IBAC Commissioner Robert Redlich asked Mr Kenessey: “Mr Woodman engaged the councillors to pass this motion covering your land without your authority?”
“From my recollection, yes,” Mr Kenessey replied.
“We understood that they were just going to have an informal chat.”
Mr Kenessey said his first recollection of a motion was on 1 April 2014. Councillors then voted for a review of the land’s zoning.
Casey councillor and “close personal friend” Gary Rowe had an electoral fundraiser organised by Mr Woodman’s company Watsons.
But he wanted Leighton to get rid of Mr Woodman and Ms Schutz for a “considerable amount of time”, Mr Kenessey said.
“He thought they were a liability and (we) should just sack them.”
Mr Rowe had suggested that it was a “done deal” that he’d be mayor in coming years. But he lost out to Mr Aziz and Mr Ablett who Mr Rowe believed were “likely” corrupt, Mr Kenessey said.
“From my understanding Aziz and Rowe hated each other.
“We felt that even if Gary wanted to help us … I don’t think that Gary had the numbers.
“So I advised my executive that as a risk assessment we had to bow to John (Woodman) and try and get rid of him as soon as possible by the land being rezoned.”
By 2018, The Age published articles that sparked the IBAC inquiry into alleged corruption involving Casey councillors and Mr Woodman.

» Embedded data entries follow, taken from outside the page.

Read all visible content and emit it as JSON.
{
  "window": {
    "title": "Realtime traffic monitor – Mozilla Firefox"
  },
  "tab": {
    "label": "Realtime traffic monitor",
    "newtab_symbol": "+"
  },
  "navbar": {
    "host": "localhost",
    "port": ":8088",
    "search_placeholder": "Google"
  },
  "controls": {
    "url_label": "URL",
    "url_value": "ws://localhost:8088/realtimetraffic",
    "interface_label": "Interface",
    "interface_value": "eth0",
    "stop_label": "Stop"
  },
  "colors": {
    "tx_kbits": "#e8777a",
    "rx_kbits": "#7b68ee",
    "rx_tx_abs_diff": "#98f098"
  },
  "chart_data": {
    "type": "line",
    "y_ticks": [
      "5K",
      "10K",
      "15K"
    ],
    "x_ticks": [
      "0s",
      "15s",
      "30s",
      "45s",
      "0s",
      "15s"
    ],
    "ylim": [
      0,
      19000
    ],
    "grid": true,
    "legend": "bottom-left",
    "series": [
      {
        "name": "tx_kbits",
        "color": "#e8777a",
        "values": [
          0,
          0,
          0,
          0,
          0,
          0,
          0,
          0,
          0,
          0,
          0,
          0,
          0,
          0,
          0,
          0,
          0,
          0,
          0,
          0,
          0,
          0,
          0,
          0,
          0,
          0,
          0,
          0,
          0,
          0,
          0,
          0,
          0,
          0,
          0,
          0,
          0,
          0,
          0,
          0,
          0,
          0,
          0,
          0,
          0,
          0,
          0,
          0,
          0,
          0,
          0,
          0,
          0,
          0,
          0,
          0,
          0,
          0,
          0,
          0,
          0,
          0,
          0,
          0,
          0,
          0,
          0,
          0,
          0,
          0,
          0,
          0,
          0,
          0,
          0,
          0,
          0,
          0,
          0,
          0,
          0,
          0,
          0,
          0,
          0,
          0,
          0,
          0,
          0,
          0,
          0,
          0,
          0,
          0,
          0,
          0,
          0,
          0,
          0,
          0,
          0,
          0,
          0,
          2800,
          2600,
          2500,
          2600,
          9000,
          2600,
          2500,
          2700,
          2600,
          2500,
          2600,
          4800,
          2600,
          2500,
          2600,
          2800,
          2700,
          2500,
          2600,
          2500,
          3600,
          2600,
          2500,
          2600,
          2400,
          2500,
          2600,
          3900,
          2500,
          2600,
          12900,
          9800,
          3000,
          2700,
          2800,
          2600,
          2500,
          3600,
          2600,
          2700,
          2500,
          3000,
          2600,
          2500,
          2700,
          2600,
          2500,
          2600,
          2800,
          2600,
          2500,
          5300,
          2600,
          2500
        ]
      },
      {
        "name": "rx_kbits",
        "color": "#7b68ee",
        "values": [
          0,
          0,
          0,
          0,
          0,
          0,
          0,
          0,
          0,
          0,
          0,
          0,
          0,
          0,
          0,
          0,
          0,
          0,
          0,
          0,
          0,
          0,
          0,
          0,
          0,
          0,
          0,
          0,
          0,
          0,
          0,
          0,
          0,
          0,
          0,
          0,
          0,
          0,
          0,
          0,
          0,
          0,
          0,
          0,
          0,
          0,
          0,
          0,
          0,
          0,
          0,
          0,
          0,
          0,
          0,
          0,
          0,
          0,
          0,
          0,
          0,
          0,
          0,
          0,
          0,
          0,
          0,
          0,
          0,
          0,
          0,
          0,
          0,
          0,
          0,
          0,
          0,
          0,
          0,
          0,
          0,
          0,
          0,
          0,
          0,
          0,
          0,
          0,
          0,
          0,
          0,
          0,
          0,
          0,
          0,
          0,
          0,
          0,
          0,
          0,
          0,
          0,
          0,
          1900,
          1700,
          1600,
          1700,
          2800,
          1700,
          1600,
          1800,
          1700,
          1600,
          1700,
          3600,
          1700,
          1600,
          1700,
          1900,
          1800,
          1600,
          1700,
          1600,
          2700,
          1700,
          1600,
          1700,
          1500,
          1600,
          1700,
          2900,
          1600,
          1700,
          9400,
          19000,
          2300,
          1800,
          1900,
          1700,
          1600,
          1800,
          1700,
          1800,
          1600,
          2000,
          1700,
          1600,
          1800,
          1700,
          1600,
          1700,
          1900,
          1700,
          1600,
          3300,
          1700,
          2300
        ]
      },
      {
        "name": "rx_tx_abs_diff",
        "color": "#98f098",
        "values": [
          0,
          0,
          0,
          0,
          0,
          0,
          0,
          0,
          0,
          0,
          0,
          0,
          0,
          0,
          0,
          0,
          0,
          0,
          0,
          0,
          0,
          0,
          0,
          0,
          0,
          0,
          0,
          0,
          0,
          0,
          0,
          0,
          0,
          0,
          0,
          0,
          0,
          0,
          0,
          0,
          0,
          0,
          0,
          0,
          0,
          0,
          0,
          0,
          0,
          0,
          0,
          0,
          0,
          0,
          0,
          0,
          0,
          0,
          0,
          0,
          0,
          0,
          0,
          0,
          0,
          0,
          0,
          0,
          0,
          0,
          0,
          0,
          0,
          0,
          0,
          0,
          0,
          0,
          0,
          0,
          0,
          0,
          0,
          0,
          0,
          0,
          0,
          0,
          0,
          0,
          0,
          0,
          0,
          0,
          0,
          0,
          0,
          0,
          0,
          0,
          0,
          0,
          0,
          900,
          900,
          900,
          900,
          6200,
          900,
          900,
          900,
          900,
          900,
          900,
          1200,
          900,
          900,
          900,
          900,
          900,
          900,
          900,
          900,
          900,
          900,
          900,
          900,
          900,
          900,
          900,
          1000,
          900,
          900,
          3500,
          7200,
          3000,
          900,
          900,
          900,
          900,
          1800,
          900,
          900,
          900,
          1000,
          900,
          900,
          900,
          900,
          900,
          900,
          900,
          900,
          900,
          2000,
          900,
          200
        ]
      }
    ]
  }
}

Mr Kenessey agreed with Counsel Assisting IBAC, Michael Tovey, that he should have heeded Mr Rowe’s advice.